In many attempts, Progestin has been shown to stunt sperm production. Testosterone is there to balance its side effects, such as loss of libido, hair loss or fatigue. Christina Chung-Lun Wang, a researcher at Los Angeles Biomed and another principal researcher in NES / T clinical trials, says that similar methods of male contraception have been tested as far back as in the 1970s with "overwhelmingly positive" "results. "The goal now is to find a combination that will be just as effective, but with minimal side effects," she says.
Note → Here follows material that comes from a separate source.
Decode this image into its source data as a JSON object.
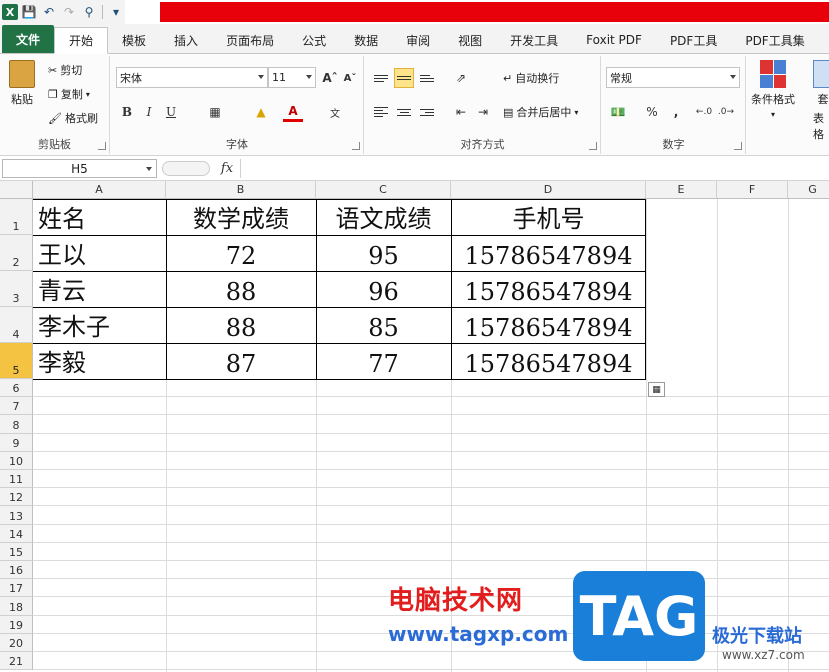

The development of contraception for men is basically a speech game involving very large numbers. A woman's fertility is cyclical; goal, a single ovulation. For men, sperm production is continuous; the goals are legion. "In a ejaculate, there are millions of sperm-15 to 200 million per milliliter," says side. But fertility researchers have learned that a man's sperm does not need to be lowered to zero. A figure of about 1 million sperm per milliliter of ejaculate is low enough to count as contraception. (Statistically, none of the millions of sperm will reach the egg.) The combination of testosterone and progestin can achieve this reduction. It is also reversible; When men stop taking it, their sperm must jump back. The biggest challenge is getting pharmaceutical companies interested enough to fund R&D and getting men to take such a drug.
Men have simply not had to push for a future where there are more contraceptives. And it is not clear whether men will take a pill: Some studies show that men are reluctant while others suggest the opposite. The most profound feeling can be apathy – a sense of complacency because women run the contraception program. "There is no real purchase when it comes to men taking responsibility for birth control," says Eig, the author of Pill's Birth "and the pill becomes so successful that there is not much incentive for researchers to investigate new forms of contraception for men too. "
Wang says there is" zero industrial interest "from pharmaceutical companies to fund new contraceptive methods that target men. To develop the NES / T gel, she and Page have claimed funding from the National Institute for Child Health and Human Development and the Population Council, a nonprofit that supports biomedical research. Other nonprofits, such as the Bill and Melinda Gates Foundation, have also earmarked funds for research on male contraception. These groups are focused on finding new ways to meet contingency needs; In the United States, almost half of the pregnancy is unplanned. It signals the need for better and more diverse opportunities.
"The goal is not to remove what has already been accepted, but to give another avenue, another choice," Wang says.
In Los Angeles, Medrano makes occasional visits to see Wang checking his sperm levels controlled to monitor the effects of the NES / T gel. So far everything seems to work as planned – Julia is not pregnant. Recently, he says he thinks that the hormones make him "a little moody," which made him more sympathetic to Julia's experience with Depo-Provera.
When he tells his friends about the gel and participates in a clinical trial, some of them seem surprised. Birth control, for men? They had never heard of such a thing. But then, Medrano says, the tense questions begin to roll in. "They all wanted to know what the side effects were," he says, "and then they could get it."
How we reproduce
Coming later week:
- Childfree on Reddit-Because Apocalypse, that's why
- Inside the Secret Facebook Egg Donation Groups